***** Records to process
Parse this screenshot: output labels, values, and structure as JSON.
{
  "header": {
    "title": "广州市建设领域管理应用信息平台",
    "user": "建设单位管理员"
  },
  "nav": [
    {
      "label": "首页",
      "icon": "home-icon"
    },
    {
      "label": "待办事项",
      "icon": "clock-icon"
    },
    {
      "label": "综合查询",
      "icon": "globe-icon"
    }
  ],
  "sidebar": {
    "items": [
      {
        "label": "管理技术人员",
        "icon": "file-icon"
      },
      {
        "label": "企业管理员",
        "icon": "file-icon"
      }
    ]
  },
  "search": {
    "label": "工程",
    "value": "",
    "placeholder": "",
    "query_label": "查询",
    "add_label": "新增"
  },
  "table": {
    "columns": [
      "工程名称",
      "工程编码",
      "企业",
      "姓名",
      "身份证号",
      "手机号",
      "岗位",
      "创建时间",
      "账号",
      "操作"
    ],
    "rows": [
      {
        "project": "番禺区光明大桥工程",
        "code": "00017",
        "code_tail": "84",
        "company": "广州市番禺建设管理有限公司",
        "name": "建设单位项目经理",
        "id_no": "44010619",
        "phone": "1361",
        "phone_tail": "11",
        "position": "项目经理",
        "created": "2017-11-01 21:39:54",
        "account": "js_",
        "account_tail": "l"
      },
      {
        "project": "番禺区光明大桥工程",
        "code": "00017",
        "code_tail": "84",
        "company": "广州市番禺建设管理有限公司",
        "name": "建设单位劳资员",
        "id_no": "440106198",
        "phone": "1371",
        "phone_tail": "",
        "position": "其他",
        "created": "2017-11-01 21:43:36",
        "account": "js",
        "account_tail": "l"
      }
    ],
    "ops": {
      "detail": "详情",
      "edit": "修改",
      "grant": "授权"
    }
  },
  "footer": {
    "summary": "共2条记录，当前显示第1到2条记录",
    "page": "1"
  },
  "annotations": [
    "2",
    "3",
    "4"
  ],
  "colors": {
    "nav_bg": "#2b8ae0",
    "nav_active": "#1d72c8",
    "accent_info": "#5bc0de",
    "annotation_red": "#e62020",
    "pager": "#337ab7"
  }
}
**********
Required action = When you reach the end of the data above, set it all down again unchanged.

Exercise output =
Parse this screenshot: output labels, values, and structure as JSON.
{
  "header": {
    "title": "广州市建设领域管理应用信息平台",
    "user": "建设单位管理员"
  },
  "nav": [
    {
      "label": "首页",
      "icon": "home-icon"
    },
    {
      "label": "待办事项",
      "icon": "clock-icon"
    },
    {
      "label": "综合查询",
      "icon": "globe-icon"
    }
  ],
  "sidebar": {
    "items": [
      {
        "label": "管理技术人员",
        "icon": "file-icon"
      },
      {
        "label": "企业管理员",
        "icon": "file-icon"
      }
    ]
  },
  "search": {
    "label": "工程",
    "value": "",
    "placeholder": "",
    "query_label": "查询",
    "add_label": "新增"
  },
  "table": {
    "columns": [
      "工程名称",
      "工程编码",
      "企业",
      "姓名",
      "身份证号",
      "手机号",
      "岗位",
      "创建时间",
      "账号",
      "操作"
    ],
    "rows": [
      {
        "project": "番禺区光明大桥工程",
        "code": "00017",
        "code_tail": "84",
        "company": "广州市番禺建设管理有限公司",
        "name": "建设单位项目经理",
        "id_no": "44010619",
        "phone": "1361",
        "phone_tail": "11",
        "position": "项目经理",
        "created": "2017-11-01 21:39:54",
        "account": "js_",
        "account_tail": "l"
      },
      {
        "project": "番禺区光明大桥工程",
        "code": "00017",
        "code_tail": "84",
        "company": "广州市番禺建设管理有限公司",
        "name": "建设单位劳资员",
        "id_no": "440106198",
        "phone": "1371",
        "phone_tail": "",
        "position": "其他",
        "created": "2017-11-01 21:43:36",
        "account": "js",
        "account_tail": "l"
      }
    ],
    "ops": {
      "detail": "详情",
      "edit": "修改",
      "grant": "授权"
    }
  },
  "footer": {
    "summary": "共2条记录，当前显示第1到2条记录",
    "page": "1"
  },
  "annotations": [
    "2",
    "3",
    "4"
  ],
  "colors": {
    "nav_bg": "#2b8ae0",
    "nav_active": "#1d72c8",
    "accent_info": "#5bc0de",
    "annotation_red": "#e62020",
    "pager": "#337ab7"
  }
}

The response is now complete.